== Information ==
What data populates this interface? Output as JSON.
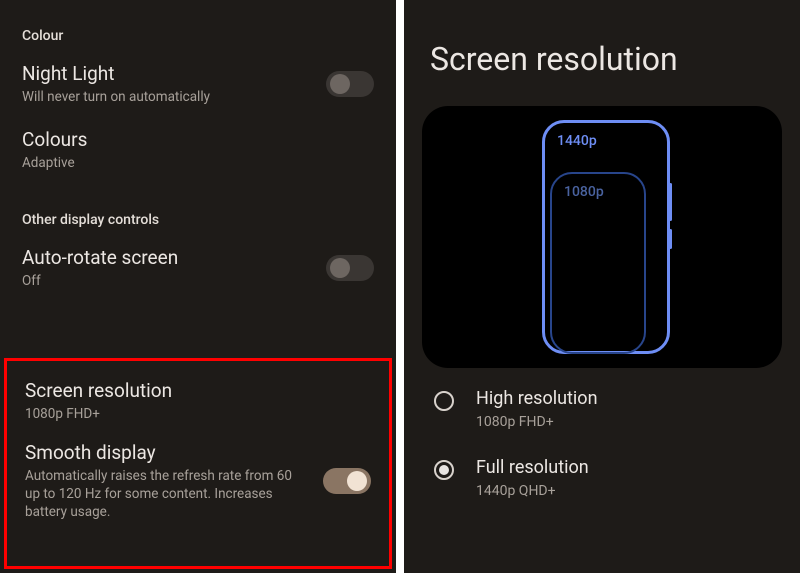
{
  "left": {
    "section_colour": "Colour",
    "night_light": {
      "title": "Night Light",
      "sub": "Will never turn on automatically",
      "on": false
    },
    "colours": {
      "title": "Colours",
      "sub": "Adaptive"
    },
    "section_other": "Other display controls",
    "auto_rotate": {
      "title": "Auto-rotate screen",
      "sub": "Off",
      "on": false
    },
    "screen_res": {
      "title": "Screen resolution",
      "sub": "1080p FHD+"
    },
    "smooth": {
      "title": "Smooth display",
      "sub": "Automatically raises the refresh rate from 60 up to 120 Hz for some content. Increases battery usage.",
      "on": true
    }
  },
  "right": {
    "heading": "Screen resolution",
    "illus": {
      "big_label": "1440p",
      "small_label": "1080p"
    },
    "options": [
      {
        "id": "high",
        "title": "High resolution",
        "sub": "1080p FHD+",
        "selected": false
      },
      {
        "id": "full",
        "title": "Full resolution",
        "sub": "1440p QHD+",
        "selected": true
      }
    ]
  }
}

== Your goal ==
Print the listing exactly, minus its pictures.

== The answer ==
What data populates this interface? Output as JSON.
{
  "left": {
    "section_colour": "Colour",
    "night_light": {
      "title": "Night Light",
      "sub": "Will never turn on automatically",
      "on": false
    },
    "colours": {
      "title": "Colours",
      "sub": "Adaptive"
    },
    "section_other": "Other display controls",
    "auto_rotate": {
      "title": "Auto-rotate screen",
      "sub": "Off",
      "on": false
    },
    "screen_res": {
      "title": "Screen resolution",
      "sub": "1080p FHD+"
    },
    "smooth": {
      "title": "Smooth display",
      "sub": "Automatically raises the refresh rate from 60 up to 120 Hz for some content. Increases battery usage.",
      "on": true
    }
  },
  "right": {
    "heading": "Screen resolution",
    "illus": {
      "big_label": "1440p",
      "small_label": "1080p"
    },
    "options": [
      {
        "id": "high",
        "title": "High resolution",
        "sub": "1080p FHD+",
        "selected": false
      },
      {
        "id": "full",
        "title": "Full resolution",
        "sub": "1440p QHD+",
        "selected": true
      }
    ]
  }
}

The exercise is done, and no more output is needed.